Recorded data:
:::::

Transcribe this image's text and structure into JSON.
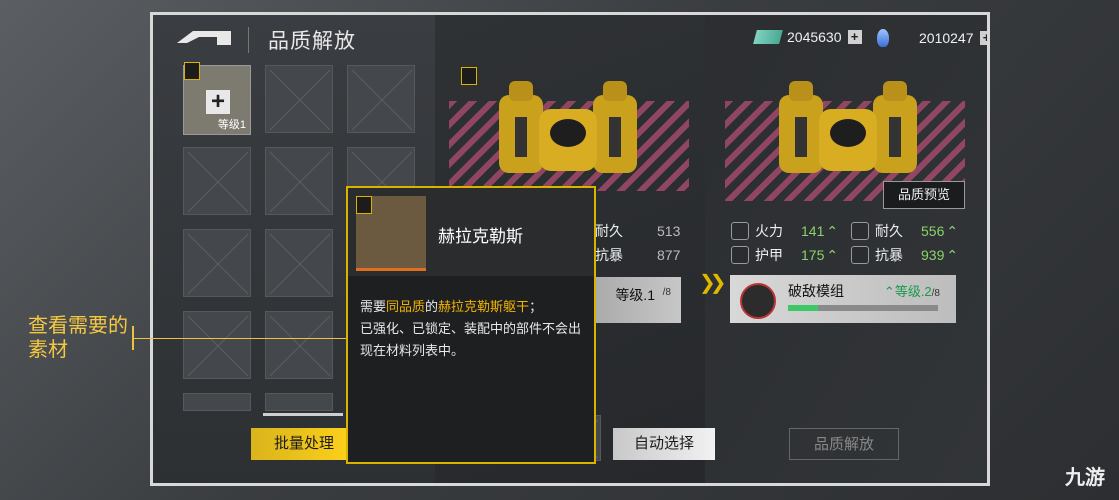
{
  "header": {
    "title": "品质解放",
    "currency1_value": "2045630",
    "currency2_value": "2010247",
    "plus_symbol": "+"
  },
  "inventory": {
    "add_plus": "+",
    "level_label": "等级1"
  },
  "tooltip": {
    "name": "赫拉克勒斯",
    "line1_pre": "需要",
    "line1_hl1": "同品质",
    "line1_mid": "的",
    "line1_hl2": "赫拉克勒斯躯干",
    "line1_post": "；",
    "line2": "已强化、已锁定、装配中的部件不会出现在材料列表中。"
  },
  "callout": {
    "text": "查看需要的素材"
  },
  "current": {
    "stats": [
      {
        "name": "耐久",
        "value": "513"
      },
      {
        "name": "抗暴",
        "value": "877"
      }
    ],
    "module_level": "等级.1",
    "module_max": "/8"
  },
  "preview": {
    "button": "品质预览",
    "stats": [
      {
        "name": "火力",
        "value": "141",
        "icon": "firepower-icon"
      },
      {
        "name": "耐久",
        "value": "556",
        "icon": "durability-icon"
      },
      {
        "name": "护甲",
        "value": "175",
        "icon": "armor-icon"
      },
      {
        "name": "抗暴",
        "value": "939",
        "icon": "crit-resist-icon"
      }
    ],
    "module_name": "破敌模组",
    "module_level": "等级.2",
    "module_max": "/8",
    "module_progress": 0.2
  },
  "buttons": {
    "batch": "批量处理",
    "auto": "自动选择",
    "release": "品质解放"
  },
  "watermark": "九游",
  "colors": {
    "accent_yellow": "#d9b300",
    "up_green": "#8ad36a",
    "highlight_orange": "#f0b400"
  }
}
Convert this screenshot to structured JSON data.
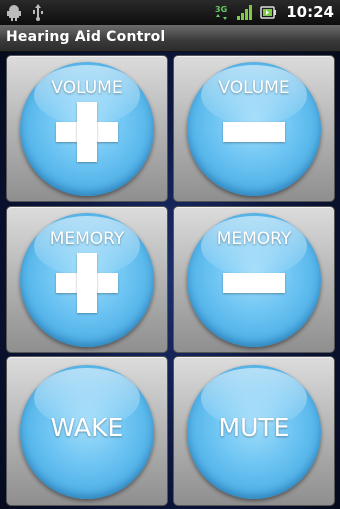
{
  "status_bar": {
    "left_icons": [
      "android-debug-icon",
      "usb-icon"
    ],
    "right_icons": [
      "3g-signal-icon",
      "signal-strength-icon",
      "battery-icon"
    ],
    "time": "10:24"
  },
  "app": {
    "title": "Hearing Aid Control"
  },
  "buttons": {
    "volume_up": {
      "label": "VOLUME",
      "symbol": "plus"
    },
    "volume_down": {
      "label": "VOLUME",
      "symbol": "minus"
    },
    "memory_up": {
      "label": "MEMORY",
      "symbol": "plus"
    },
    "memory_down": {
      "label": "MEMORY",
      "symbol": "minus"
    },
    "wake": {
      "label": "WAKE"
    },
    "mute": {
      "label": "MUTE"
    }
  },
  "colors": {
    "button_blue": "#6ec5f3",
    "tile_gray": "#b8b8b8",
    "background_navy": "#0c1740"
  }
}
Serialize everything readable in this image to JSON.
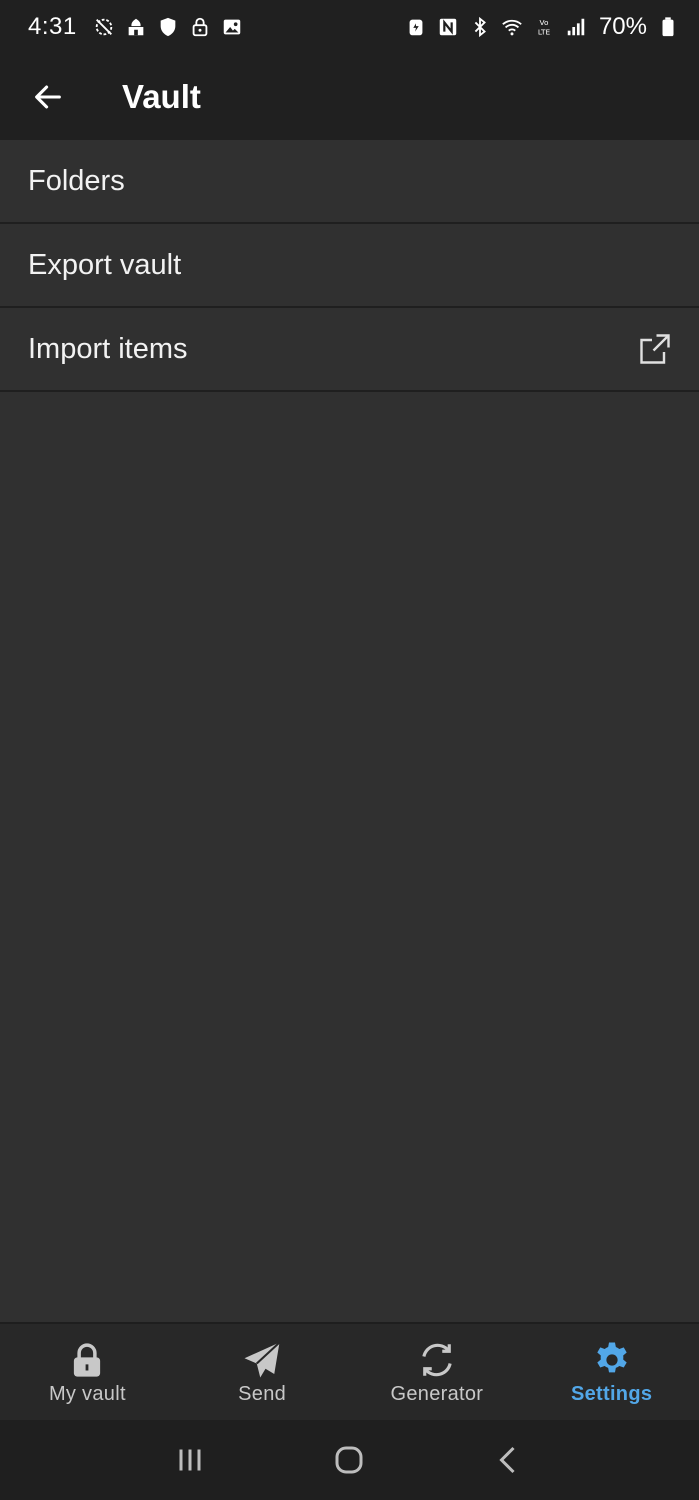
{
  "status_bar": {
    "time": "4:31",
    "battery": "70%",
    "left_icons": [
      "clock-off-icon",
      "mosque-icon",
      "shield-icon",
      "lock-icon",
      "image-icon"
    ],
    "right_icons": [
      "battery-saver-icon",
      "nfc-icon",
      "bluetooth-icon",
      "wifi-icon",
      "volte-icon",
      "signal-icon",
      "battery-icon"
    ]
  },
  "app_bar": {
    "title": "Vault"
  },
  "list": {
    "items": [
      {
        "label": "Folders"
      },
      {
        "label": "Export vault"
      },
      {
        "label": "Import items",
        "icon": "external-link-icon"
      }
    ]
  },
  "tabs": [
    {
      "label": "My vault",
      "icon": "lock-icon",
      "active": false
    },
    {
      "label": "Send",
      "icon": "paper-plane-icon",
      "active": false
    },
    {
      "label": "Generator",
      "icon": "refresh-icon",
      "active": false
    },
    {
      "label": "Settings",
      "icon": "gear-icon",
      "active": true
    }
  ],
  "colors": {
    "background": "#303030",
    "app_bar": "#202020",
    "accent": "#52a7e8",
    "tab_inactive": "#c8c8c8"
  }
}
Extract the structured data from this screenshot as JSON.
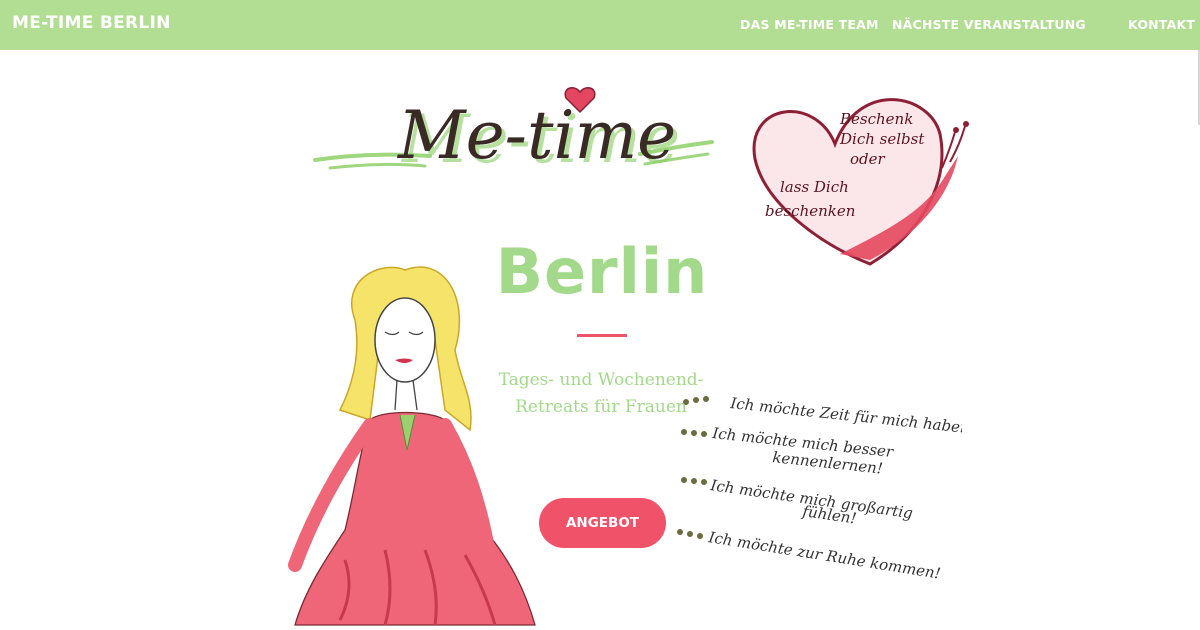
{
  "nav": {
    "brand": "ME-TIME BERLIN",
    "links": [
      {
        "label": "DAS ME-TIME TEAM"
      },
      {
        "label": "NÄCHSTE VERANSTALTUNG"
      },
      {
        "label": "KONTAKT"
      }
    ]
  },
  "hero": {
    "logo_text": "Me-time",
    "title": "Berlin",
    "subtitle": "Tages- und Wochenend-Retreats für Frauen",
    "cta_label": "ANGEBOT",
    "heart_note": [
      "Beschenk",
      "Dich selbst",
      "oder",
      "lass Dich",
      "beschenken"
    ],
    "wishes": [
      "Ich möchte Zeit für mich haben!",
      "Ich möchte mich besser",
      "kennenlernen!",
      "Ich möchte mich großartig",
      "fühlen!",
      "Ich möchte zur Ruhe kommen!"
    ]
  },
  "colors": {
    "navbar": "#b2de93",
    "accent_green": "#a3d98a",
    "accent_red": "#f0526a"
  }
}
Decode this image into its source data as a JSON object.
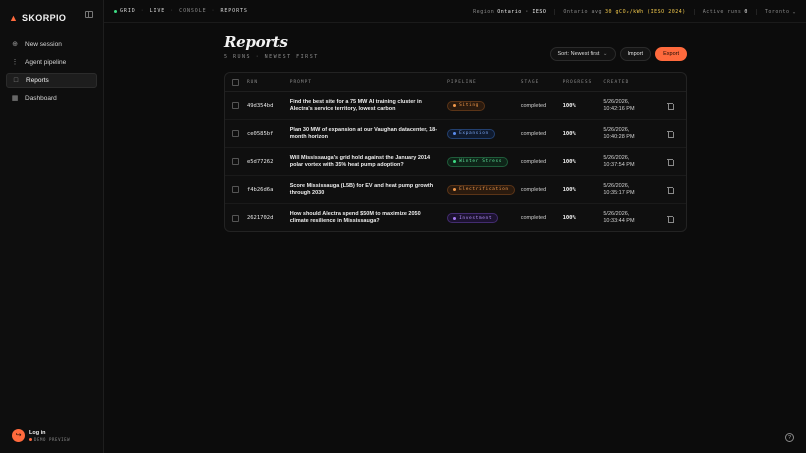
{
  "brand": {
    "name": "SKORPIO",
    "accent": "#ff6a3d"
  },
  "sidebar": {
    "items": [
      {
        "label": "New session",
        "icon": "plus-circle-icon"
      },
      {
        "label": "Agent pipeline",
        "icon": "branch-icon"
      },
      {
        "label": "Reports",
        "icon": "document-icon",
        "active": true
      },
      {
        "label": "Dashboard",
        "icon": "grid-icon"
      }
    ],
    "login": {
      "title": "Log in",
      "subtitle": "DEMO PREVIEW"
    }
  },
  "topbar": {
    "crumbs": [
      "GRID",
      "LIVE",
      "CONSOLE",
      "REPORTS"
    ],
    "region_label": "Region",
    "region_value": "Ontario · IESO",
    "avg_label": "Ontario avg",
    "avg_value": "30 gCO₂/kWh (IESO 2024)",
    "runs_label": "Active runs",
    "runs_value": "0",
    "city": "Toronto"
  },
  "page": {
    "title": "Reports",
    "subtitle": "5 RUNS · NEWEST FIRST",
    "sort_label": "Sort: Newest first",
    "import_label": "Import",
    "export_label": "Export"
  },
  "table": {
    "headers": {
      "run": "RUN",
      "prompt": "PROMPT",
      "pipeline": "PIPELINE",
      "stage": "STAGE",
      "progress": "PROGRESS",
      "created": "CREATED"
    },
    "rows": [
      {
        "run": "49d354bd",
        "prompt": "Find the best site for a 75 MW AI training cluster in Alectra's service territory, lowest carbon",
        "pipeline": "Siting",
        "pipeline_color": "#f2994a",
        "stage": "completed",
        "progress": "100%",
        "created_date": "5/26/2026,",
        "created_time": "10:42:16 PM"
      },
      {
        "run": "ce0585bf",
        "prompt": "Plan 30 MW of expansion at our Vaughan datacenter, 18-month horizon",
        "pipeline": "Expansion",
        "pipeline_color": "#5b8def",
        "stage": "completed",
        "progress": "100%",
        "created_date": "5/26/2026,",
        "created_time": "10:40:28 PM"
      },
      {
        "run": "e5d77262",
        "prompt": "Will Mississauga's grid hold against the January 2014 polar vortex with 35% heat pump adoption?",
        "pipeline": "Winter Stress",
        "pipeline_color": "#3ddc84",
        "stage": "completed",
        "progress": "100%",
        "created_date": "5/26/2026,",
        "created_time": "10:37:54 PM"
      },
      {
        "run": "f4b26d6a",
        "prompt": "Score Mississauga (L5B) for EV and heat pump growth through 2030",
        "pipeline": "Electrification",
        "pipeline_color": "#f2994a",
        "stage": "completed",
        "progress": "100%",
        "created_date": "5/26/2026,",
        "created_time": "10:35:17 PM"
      },
      {
        "run": "2621702d",
        "prompt": "How should Alectra spend $50M to maximize 2050 climate resilience in Mississauga?",
        "pipeline": "Investment",
        "pipeline_color": "#a77bf3",
        "stage": "completed",
        "progress": "100%",
        "created_date": "5/26/2026,",
        "created_time": "10:33:44 PM"
      }
    ]
  }
}
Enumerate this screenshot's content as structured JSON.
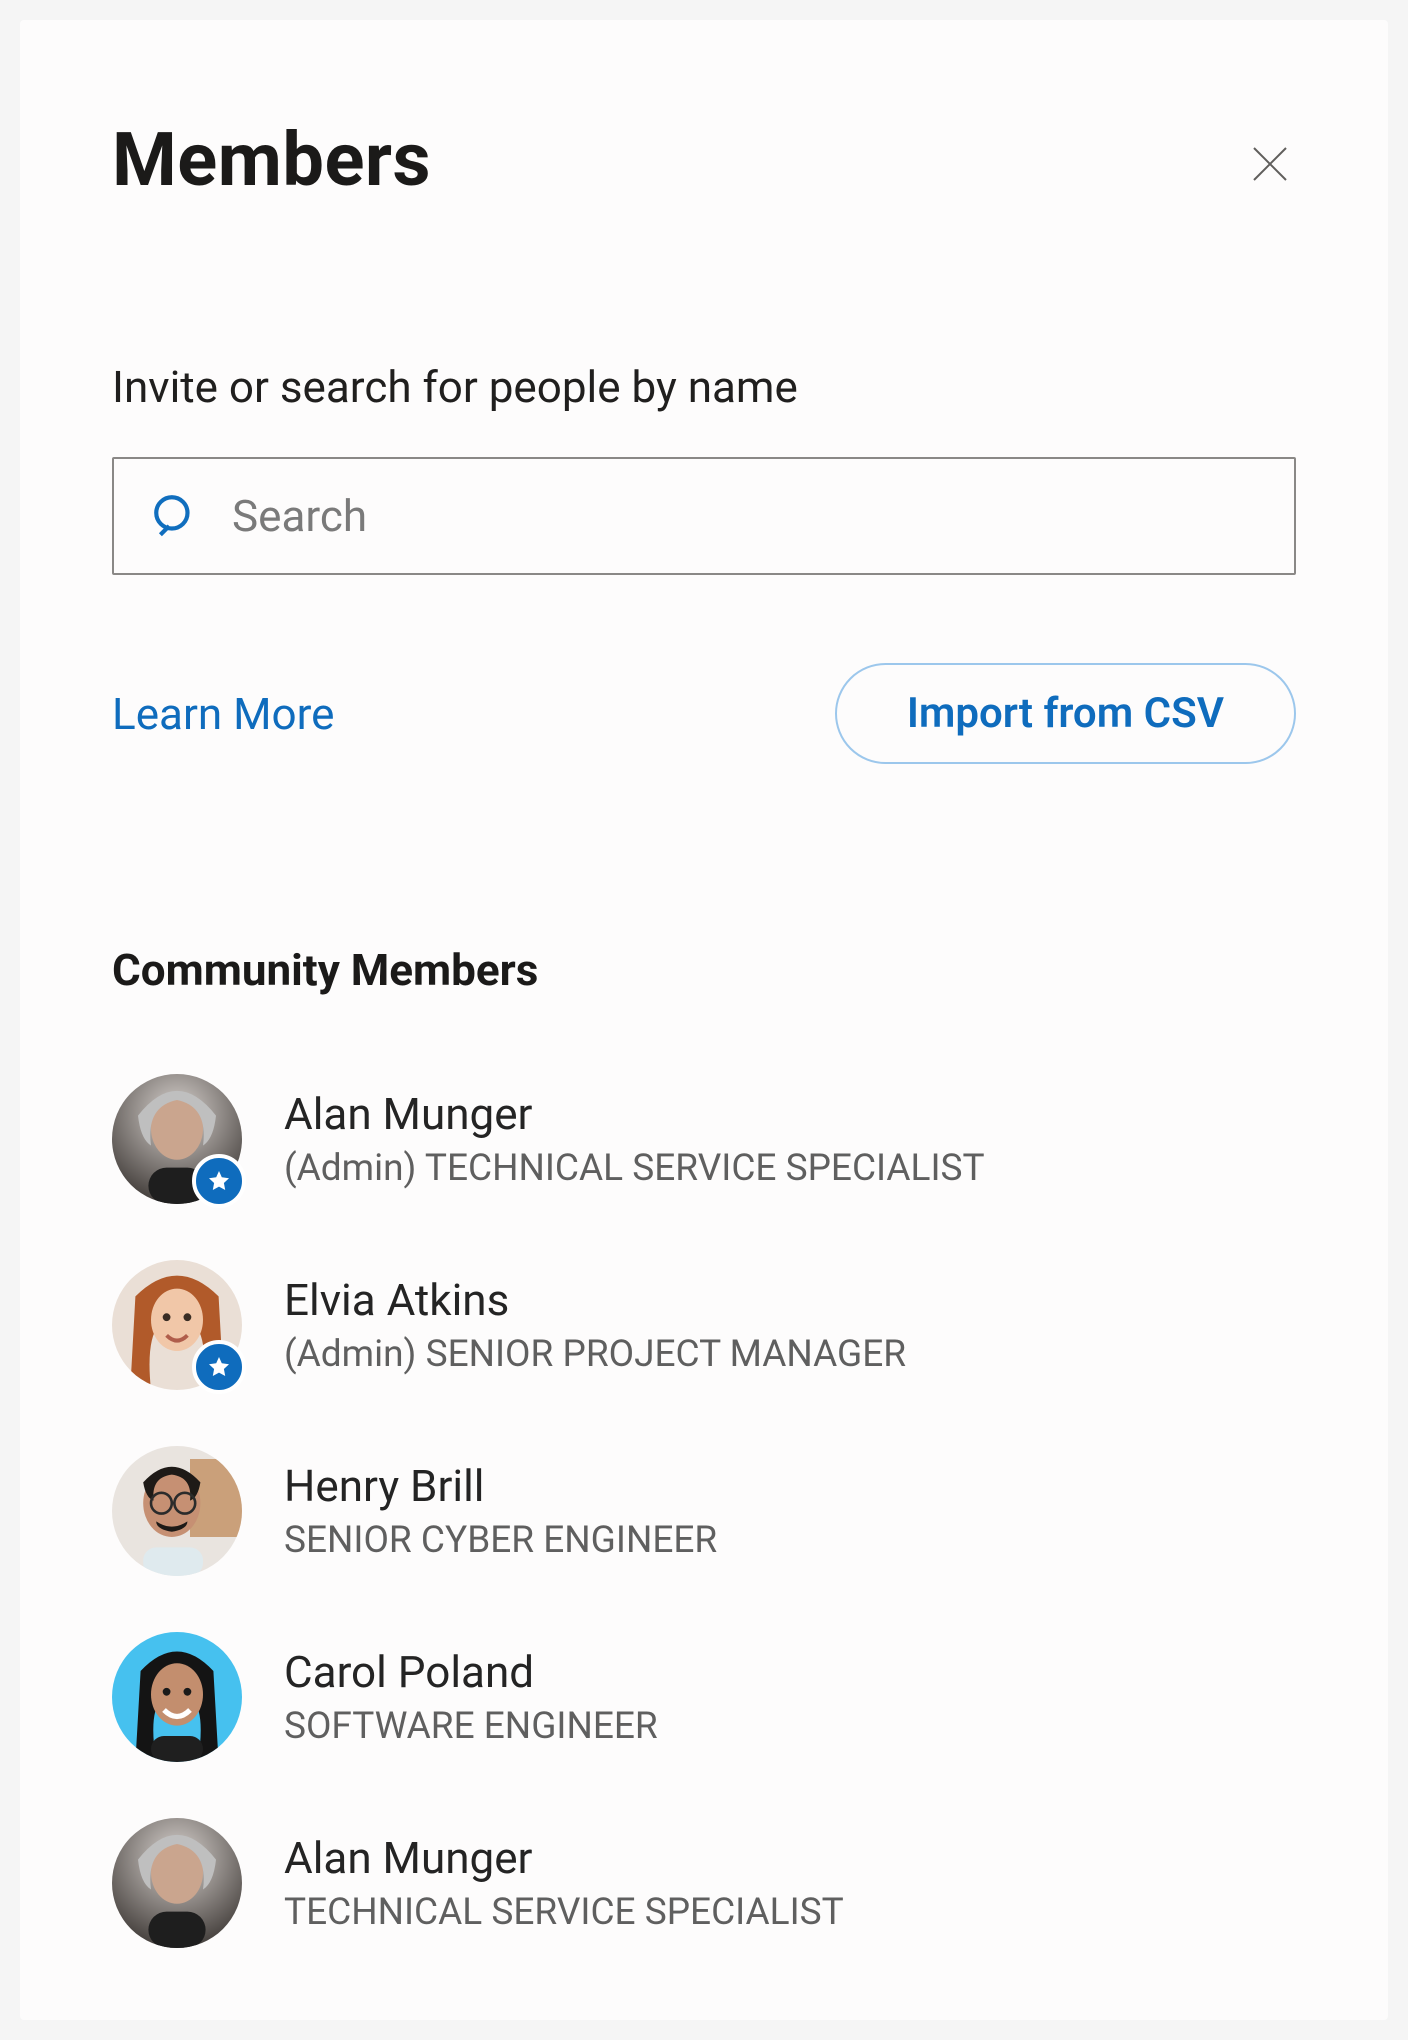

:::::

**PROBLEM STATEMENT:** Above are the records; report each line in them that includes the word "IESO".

**WORKED SOLUTION:**
    "region_value": "Ontario · IESO",
    "avg_value": "30 gCO₂/kWh (IESO 2024)",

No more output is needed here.